*EXERCISE REQUIREMENTS:*
Could you set down all of the data again, exactly as it stands?

*STUDY MATERIAL:*

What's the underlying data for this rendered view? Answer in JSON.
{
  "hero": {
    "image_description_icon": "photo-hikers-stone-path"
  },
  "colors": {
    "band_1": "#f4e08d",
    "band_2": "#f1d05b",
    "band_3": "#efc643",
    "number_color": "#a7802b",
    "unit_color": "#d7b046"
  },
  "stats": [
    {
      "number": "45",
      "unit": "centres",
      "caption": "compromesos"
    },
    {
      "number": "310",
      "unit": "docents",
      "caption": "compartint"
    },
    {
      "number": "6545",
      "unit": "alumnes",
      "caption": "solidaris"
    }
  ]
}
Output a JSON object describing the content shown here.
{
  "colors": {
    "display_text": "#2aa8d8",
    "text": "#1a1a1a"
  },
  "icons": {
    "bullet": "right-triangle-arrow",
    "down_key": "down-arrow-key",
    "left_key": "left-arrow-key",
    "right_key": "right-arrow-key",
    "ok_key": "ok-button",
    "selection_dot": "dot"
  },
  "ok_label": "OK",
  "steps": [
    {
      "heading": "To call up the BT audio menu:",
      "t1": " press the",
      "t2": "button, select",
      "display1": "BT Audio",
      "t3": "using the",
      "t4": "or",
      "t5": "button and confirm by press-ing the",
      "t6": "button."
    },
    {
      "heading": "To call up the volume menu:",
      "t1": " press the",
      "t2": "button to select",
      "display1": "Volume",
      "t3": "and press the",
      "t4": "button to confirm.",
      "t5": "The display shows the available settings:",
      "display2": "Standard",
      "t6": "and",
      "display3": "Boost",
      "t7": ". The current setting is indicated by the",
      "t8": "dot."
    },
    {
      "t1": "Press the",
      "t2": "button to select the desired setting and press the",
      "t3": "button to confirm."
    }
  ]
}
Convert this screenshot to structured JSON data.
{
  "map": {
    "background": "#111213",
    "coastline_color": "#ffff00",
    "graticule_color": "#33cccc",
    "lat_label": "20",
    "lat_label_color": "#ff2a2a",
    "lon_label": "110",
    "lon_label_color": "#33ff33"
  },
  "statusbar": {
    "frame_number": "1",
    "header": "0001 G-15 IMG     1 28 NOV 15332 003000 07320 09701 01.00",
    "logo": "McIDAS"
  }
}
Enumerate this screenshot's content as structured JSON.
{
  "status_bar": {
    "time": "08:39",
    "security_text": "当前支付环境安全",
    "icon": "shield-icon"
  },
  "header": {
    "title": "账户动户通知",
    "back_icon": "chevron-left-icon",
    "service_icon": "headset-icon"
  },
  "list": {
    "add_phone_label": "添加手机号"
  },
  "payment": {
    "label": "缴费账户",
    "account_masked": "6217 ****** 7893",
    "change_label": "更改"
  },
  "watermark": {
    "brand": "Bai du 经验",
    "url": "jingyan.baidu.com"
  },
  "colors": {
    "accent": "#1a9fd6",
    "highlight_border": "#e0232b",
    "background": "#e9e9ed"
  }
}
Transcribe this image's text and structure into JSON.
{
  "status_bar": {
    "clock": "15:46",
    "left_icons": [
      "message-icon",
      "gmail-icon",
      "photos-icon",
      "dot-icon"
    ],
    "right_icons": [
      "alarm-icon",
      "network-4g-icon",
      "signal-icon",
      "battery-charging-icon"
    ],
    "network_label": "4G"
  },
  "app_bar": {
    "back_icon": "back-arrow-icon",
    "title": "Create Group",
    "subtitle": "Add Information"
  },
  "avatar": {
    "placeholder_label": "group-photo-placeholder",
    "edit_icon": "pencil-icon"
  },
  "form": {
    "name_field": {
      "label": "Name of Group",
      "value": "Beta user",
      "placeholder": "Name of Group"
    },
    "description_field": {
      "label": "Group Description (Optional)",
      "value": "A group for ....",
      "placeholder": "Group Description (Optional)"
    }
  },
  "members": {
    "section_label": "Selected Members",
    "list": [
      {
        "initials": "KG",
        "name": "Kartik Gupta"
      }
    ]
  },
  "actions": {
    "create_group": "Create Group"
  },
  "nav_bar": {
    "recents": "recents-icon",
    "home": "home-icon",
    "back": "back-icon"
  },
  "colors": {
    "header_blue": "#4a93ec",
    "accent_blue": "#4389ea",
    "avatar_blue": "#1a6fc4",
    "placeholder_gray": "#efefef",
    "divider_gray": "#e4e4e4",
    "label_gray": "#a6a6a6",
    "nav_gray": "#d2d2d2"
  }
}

*RESULT OF THIS TASK:*
What's the underlying data for this rendered view? Answer in JSON.
{
  "hero": {
    "image_description_icon": "photo-hikers-stone-path"
  },
  "colors": {
    "band_1": "#f4e08d",
    "band_2": "#f1d05b",
    "band_3": "#efc643",
    "number_color": "#a7802b",
    "unit_color": "#d7b046"
  },
  "stats": [
    {
      "number": "45",
      "unit": "centres",
      "caption": "compromesos"
    },
    {
      "number": "310",
      "unit": "docents",
      "caption": "compartint"
    },
    {
      "number": "6545",
      "unit": "alumnes",
      "caption": "solidaris"
    }
  ]
}
Output a JSON object describing the content shown here.
{
  "colors": {
    "display_text": "#2aa8d8",
    "text": "#1a1a1a"
  },
  "icons": {
    "bullet": "right-triangle-arrow",
    "down_key": "down-arrow-key",
    "left_key": "left-arrow-key",
    "right_key": "right-arrow-key",
    "ok_key": "ok-button",
    "selection_dot": "dot"
  },
  "ok_label": "OK",
  "steps": [
    {
      "heading": "To call up the BT audio menu:",
      "t1": " press the",
      "t2": "button, select",
      "display1": "BT Audio",
      "t3": "using the",
      "t4": "or",
      "t5": "button and confirm by press-ing the",
      "t6": "button."
    },
    {
      "heading": "To call up the volume menu:",
      "t1": " press the",
      "t2": "button to select",
      "display1": "Volume",
      "t3": "and press the",
      "t4": "button to confirm.",
      "t5": "The display shows the available settings:",
      "display2": "Standard",
      "t6": "and",
      "display3": "Boost",
      "t7": ". The current setting is indicated by the",
      "t8": "dot."
    },
    {
      "t1": "Press the",
      "t2": "button to select the desired setting and press the",
      "t3": "button to confirm."
    }
  ]
}
Convert this screenshot to structured JSON data.
{
  "map": {
    "background": "#111213",
    "coastline_color": "#ffff00",
    "graticule_color": "#33cccc",
    "lat_label": "20",
    "lat_label_color": "#ff2a2a",
    "lon_label": "110",
    "lon_label_color": "#33ff33"
  },
  "statusbar": {
    "frame_number": "1",
    "header": "0001 G-15 IMG     1 28 NOV 15332 003000 07320 09701 01.00",
    "logo": "McIDAS"
  }
}
Enumerate this screenshot's content as structured JSON.
{
  "status_bar": {
    "time": "08:39",
    "security_text": "当前支付环境安全",
    "icon": "shield-icon"
  },
  "header": {
    "title": "账户动户通知",
    "back_icon": "chevron-left-icon",
    "service_icon": "headset-icon"
  },
  "list": {
    "add_phone_label": "添加手机号"
  },
  "payment": {
    "label": "缴费账户",
    "account_masked": "6217 ****** 7893",
    "change_label": "更改"
  },
  "watermark": {
    "brand": "Bai du 经验",
    "url": "jingyan.baidu.com"
  },
  "colors": {
    "accent": "#1a9fd6",
    "highlight_border": "#e0232b",
    "background": "#e9e9ed"
  }
}
Transcribe this image's text and structure into JSON.
{
  "status_bar": {
    "clock": "15:46",
    "left_icons": [
      "message-icon",
      "gmail-icon",
      "photos-icon",
      "dot-icon"
    ],
    "right_icons": [
      "alarm-icon",
      "network-4g-icon",
      "signal-icon",
      "battery-charging-icon"
    ],
    "network_label": "4G"
  },
  "app_bar": {
    "back_icon": "back-arrow-icon",
    "title": "Create Group",
    "subtitle": "Add Information"
  },
  "avatar": {
    "placeholder_label": "group-photo-placeholder",
    "edit_icon": "pencil-icon"
  },
  "form": {
    "name_field": {
      "label": "Name of Group",
      "value": "Beta user",
      "placeholder": "Name of Group"
    },
    "description_field": {
      "label": "Group Description (Optional)",
      "value": "A group for ....",
      "placeholder": "Group Description (Optional)"
    }
  },
  "members": {
    "section_label": "Selected Members",
    "list": [
      {
        "initials": "KG",
        "name": "Kartik Gupta"
      }
    ]
  },
  "actions": {
    "create_group": "Create Group"
  },
  "nav_bar": {
    "recents": "recents-icon",
    "home": "home-icon",
    "back": "back-icon"
  },
  "colors": {
    "header_blue": "#4a93ec",
    "accent_blue": "#4389ea",
    "avatar_blue": "#1a6fc4",
    "placeholder_gray": "#efefef",
    "divider_gray": "#e4e4e4",
    "label_gray": "#a6a6a6",
    "nav_gray": "#d2d2d2"
  }
}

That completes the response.